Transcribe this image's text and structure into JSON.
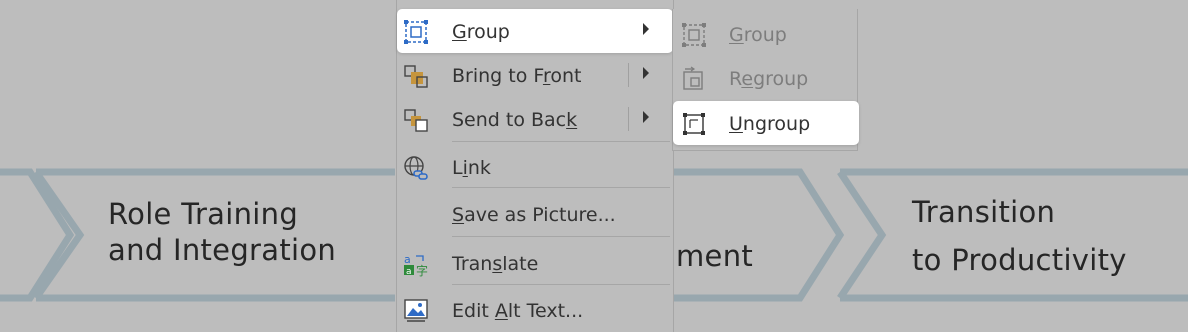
{
  "slide": {
    "step_role_line1": "Role Training",
    "step_role_line2": "and Integration",
    "step_middle_fragment": "ment",
    "step_transition_line1": "Transition",
    "step_transition_line2": "to Productivity"
  },
  "context_menu": {
    "items": [
      {
        "pre": "",
        "key": "G",
        "post": "roup",
        "icon": "group-icon",
        "submenu": true,
        "highlighted": true
      },
      {
        "pre": "Bring to F",
        "key": "r",
        "post": "ont",
        "icon": "bring-to-front-icon",
        "submenu": true
      },
      {
        "pre": "Send to Bac",
        "key": "k",
        "post": "",
        "icon": "send-to-back-icon",
        "submenu": true
      },
      {
        "pre": "L",
        "key": "i",
        "post": "nk",
        "icon": "link-globe-icon"
      },
      {
        "pre": "",
        "key": "S",
        "post": "ave as Picture...",
        "icon": ""
      },
      {
        "pre": "Tran",
        "key": "s",
        "post": "late",
        "icon": "translate-icon"
      },
      {
        "pre": "Edit ",
        "key": "A",
        "post": "lt Text...",
        "icon": "alt-text-icon"
      }
    ]
  },
  "submenu": {
    "items": [
      {
        "pre": "",
        "key": "G",
        "post": "roup",
        "icon": "group-icon",
        "disabled": true
      },
      {
        "pre": "R",
        "key": "e",
        "post": "group",
        "icon": "regroup-icon",
        "disabled": true
      },
      {
        "pre": "",
        "key": "U",
        "post": "ngroup",
        "icon": "ungroup-icon",
        "highlighted": true
      }
    ]
  },
  "colors": {
    "overlay_gray": "#bdbdbd",
    "chevron_outline": "#8a96a0",
    "highlight": "#ffffff"
  }
}
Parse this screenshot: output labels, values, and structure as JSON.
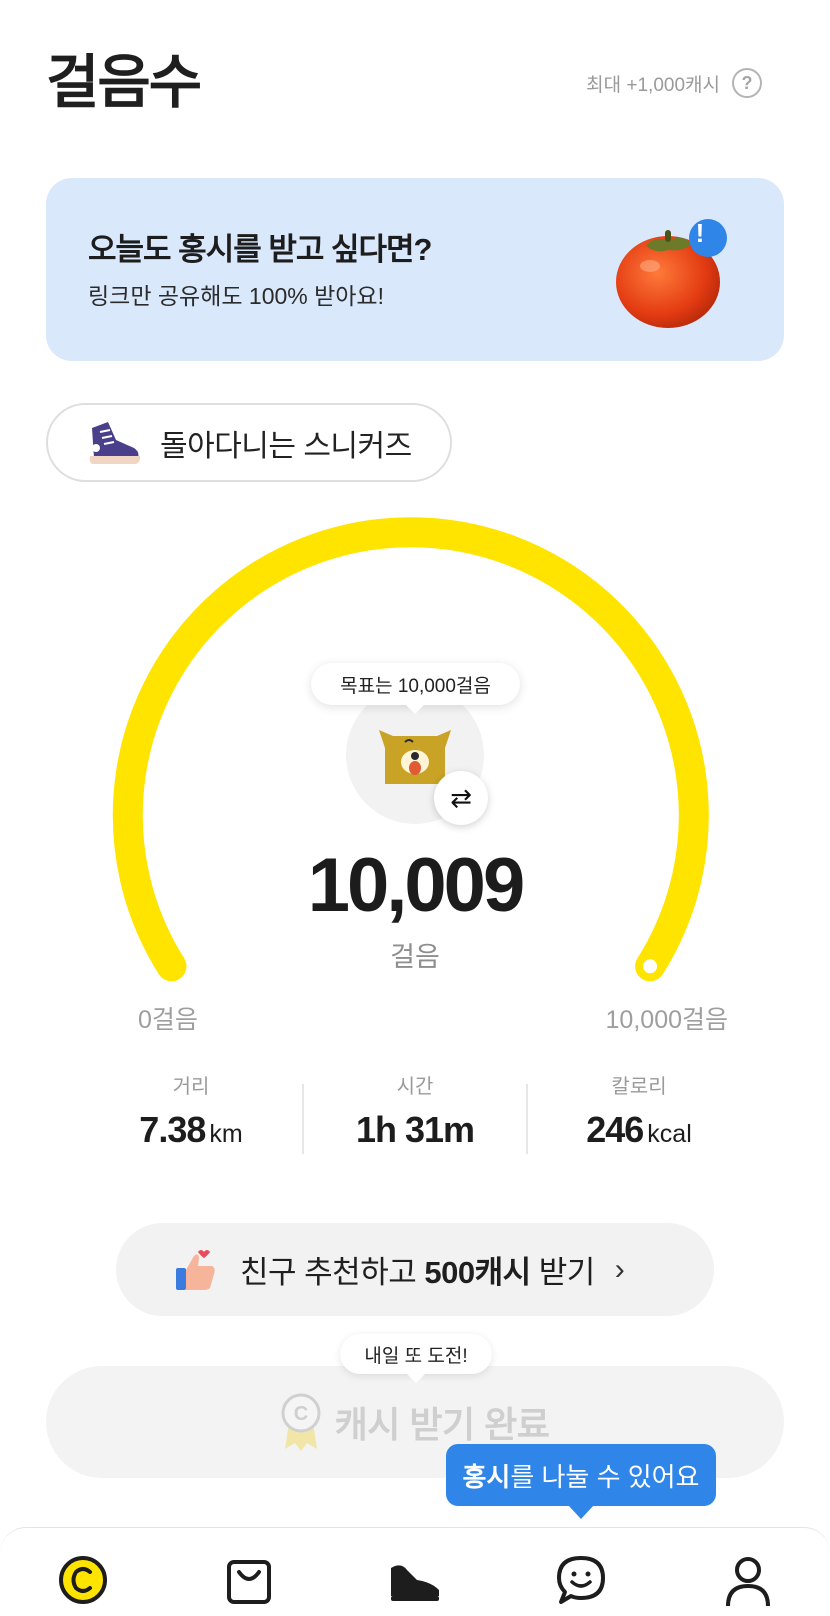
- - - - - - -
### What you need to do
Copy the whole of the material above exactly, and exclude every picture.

### Written reply
Transcribe this image's text and structure into JSON.
{
  "slide": {
    "step_role_line1": "Role Training",
    "step_role_line2": "and Integration",
    "step_middle_fragment": "ment",
    "step_transition_line1": "Transition",
    "step_transition_line2": "to Productivity"
  },
  "context_menu": {
    "items": [
      {
        "pre": "",
        "key": "G",
        "post": "roup",
        "icon": "group-icon",
        "submenu": true,
        "highlighted": true
      },
      {
        "pre": "Bring to F",
        "key": "r",
        "post": "ont",
        "icon": "bring-to-front-icon",
        "submenu": true
      },
      {
        "pre": "Send to Bac",
        "key": "k",
        "post": "",
        "icon": "send-to-back-icon",
        "submenu": true
      },
      {
        "pre": "L",
        "key": "i",
        "post": "nk",
        "icon": "link-globe-icon"
      },
      {
        "pre": "",
        "key": "S",
        "post": "ave as Picture...",
        "icon": ""
      },
      {
        "pre": "Tran",
        "key": "s",
        "post": "late",
        "icon": "translate-icon"
      },
      {
        "pre": "Edit ",
        "key": "A",
        "post": "lt Text...",
        "icon": "alt-text-icon"
      }
    ]
  },
  "submenu": {
    "items": [
      {
        "pre": "",
        "key": "G",
        "post": "roup",
        "icon": "group-icon",
        "disabled": true
      },
      {
        "pre": "R",
        "key": "e",
        "post": "group",
        "icon": "regroup-icon",
        "disabled": true
      },
      {
        "pre": "",
        "key": "U",
        "post": "ngroup",
        "icon": "ungroup-icon",
        "highlighted": true
      }
    ]
  },
  "colors": {
    "overlay_gray": "#bdbdbd",
    "chevron_outline": "#8a96a0",
    "highlight": "#ffffff"
  }
}
Parse this screenshot: output labels, values, and structure as JSON.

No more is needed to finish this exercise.